What effect would the rings’ shadows have on our climate? Could we create artificial rings to counteract global warming?
Nice video, and so many great responses already!
I would guess that we would have discovered much more about astronomy, a bit earlier.
That the Earth is round, gravity, etc. OTOH, it looks like it would obstruct the view of the stars.
[pouts] Now I wanna planetary ring system!
Of course that means that it’s time to…
Blow up the Moon!
If we blow up the moon to get a ring, would there be any changes to the tidal effects?
Beautiful video and a fascinating idea. Perhaps the complicated calculations required to work out when various parts of the world would be in the shadow of the ring would have made mathematics advance more quickly? As for using the ring for navigation, I can see how it makes the latitude problem trivially easy, but what about longitude?
You would able to determine midnight fairly exactly due to the shadow… A sighting gizmo that measures the angle of the shadow would determine when it was precisely midnight with a fair degree of accuracy, then figure out what star is above you right then, since it will be a different star depending on where you are and the date. With the gizmo, and a catalog of what stars will be directly overhead at midnight from any given longitude, and todays date, you would be able to determine the longitude roughly.
Once the Moon remnants are scattered evenly all around the Earth, then the Moon’s tidal effect will be negligible. In the East/West directions it’ll be everywhere, rather than concentrated in one spot. The ring will be in one plane, and inclined to the equator. So there will be some residual North /South effects, but pretty small.
IIRC, the tides today are ~75% Moon-caused and about 25% sun-caused. So for round numbers the tides after the Moon became a ring would be about 25% of what they are today.
I don’t think we’d be able to see many stars, though. Think about it: when you look in the general direction of a full moon, the only other objects in the sky you can see are planets and the brightest stars. This ring system would be a helluva lot brighter than the moon, and would light up the entire night sky pretty well, I think.
I wonder what effect they would have on space exploration. Would there be a ‘rocks-free’ zone in low Earth orbit? Or would the ISS be under constant risk that a few decaying pebbles could smash into it at 10,000 MPH relative?
If they really did exist they’d be emblazoned with “COKE,” the Nike swoosh, etc.

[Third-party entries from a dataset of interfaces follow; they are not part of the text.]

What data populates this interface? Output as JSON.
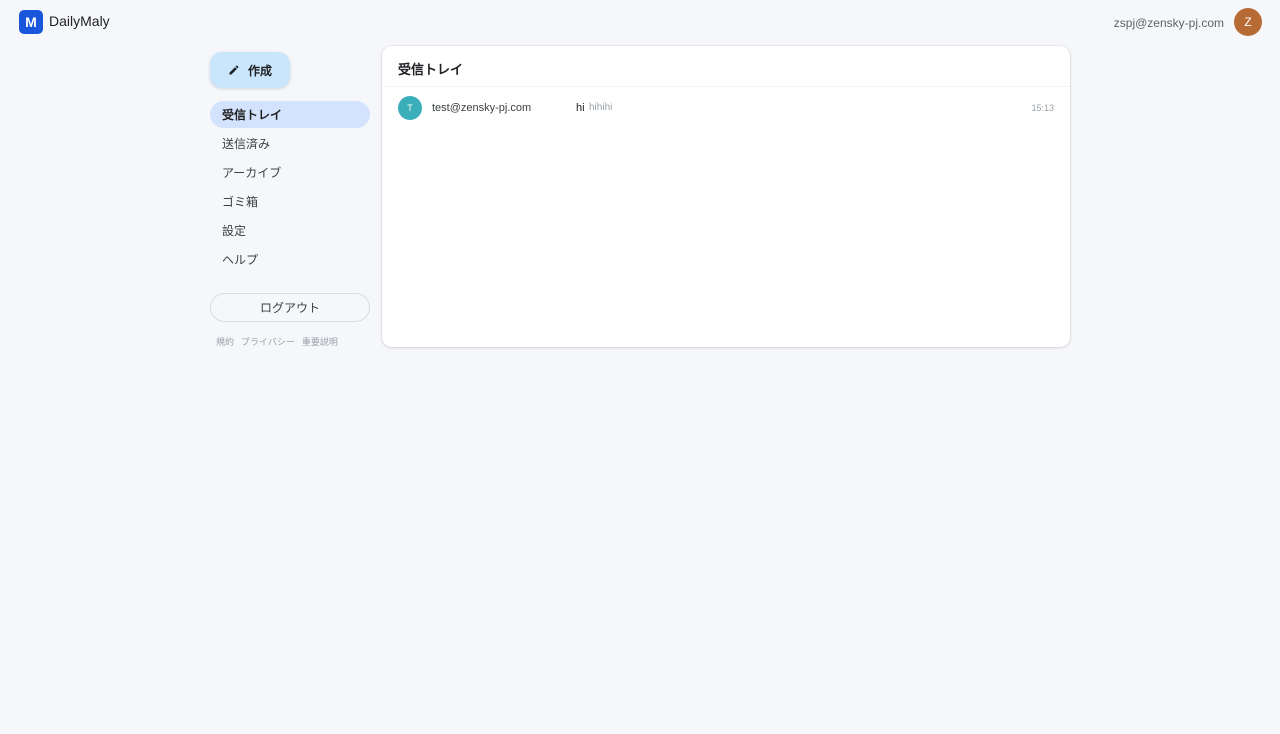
{
  "header": {
    "logo_letter": "M",
    "app_name": "DailyMaly",
    "user_email": "zspj@zensky-pj.com",
    "avatar_letter": "Z"
  },
  "sidebar": {
    "compose_label": "作成",
    "items": [
      {
        "label": "受信トレイ",
        "active": true
      },
      {
        "label": "送信済み",
        "active": false
      },
      {
        "label": "アーカイブ",
        "active": false
      },
      {
        "label": "ゴミ箱",
        "active": false
      },
      {
        "label": "設定",
        "active": false
      },
      {
        "label": "ヘルプ",
        "active": false
      }
    ],
    "logout_label": "ログアウト",
    "footer_links": [
      "規約",
      "プライバシー",
      "重要説明"
    ]
  },
  "main": {
    "title": "受信トレイ",
    "messages": [
      {
        "avatar_letter": "T",
        "sender": "test@zensky-pj.com",
        "subject": "hi",
        "snippet": "hihihi",
        "time": "15:13"
      }
    ]
  },
  "colors": {
    "background": "#f6f7fb",
    "brand": "#1a56db",
    "compose_bg": "#c9e6fc",
    "active_nav_bg": "#d3e3fd",
    "user_avatar": "#b86a35",
    "sender_avatar": "#3aafb9"
  },
  "icons": {
    "compose": "pencil-icon"
  }
}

I’m making my way through Dana Sobel’s “Longitude” right now. Would the rings allow for a similar attempt to calculate longitude by the eclipsing of certain stars at certain times by the rings as by other celestial objects?
Also, such a planet was discussed on other forums when Star Trek IX came out. Would it be true that rocks would plummet fairly regularly from the rings onto the equator.
rocks at the level of ISS would have long since decayed due to the very trace amounts of atmosphere. LEO would be pretty much rock free.
Impossible. The ring isn’t solid, its zillions of pebbles, and each pebble has a different orbital speed based on its altitude. Any drawing or symbol on it would be grossly distorted even within a few hours, and unrecognizable shortly thereafter.
That video is awesomely cool.
I think he meant that ads would be projected onto the rings from Earth, somehow. At least, that’s how I took it.
Ah, then that would be possible in the shadow, but that would take a seriously bright laser to pull off… I doubt we could do that today.
After seeing the video, I am all in favor of this course of action.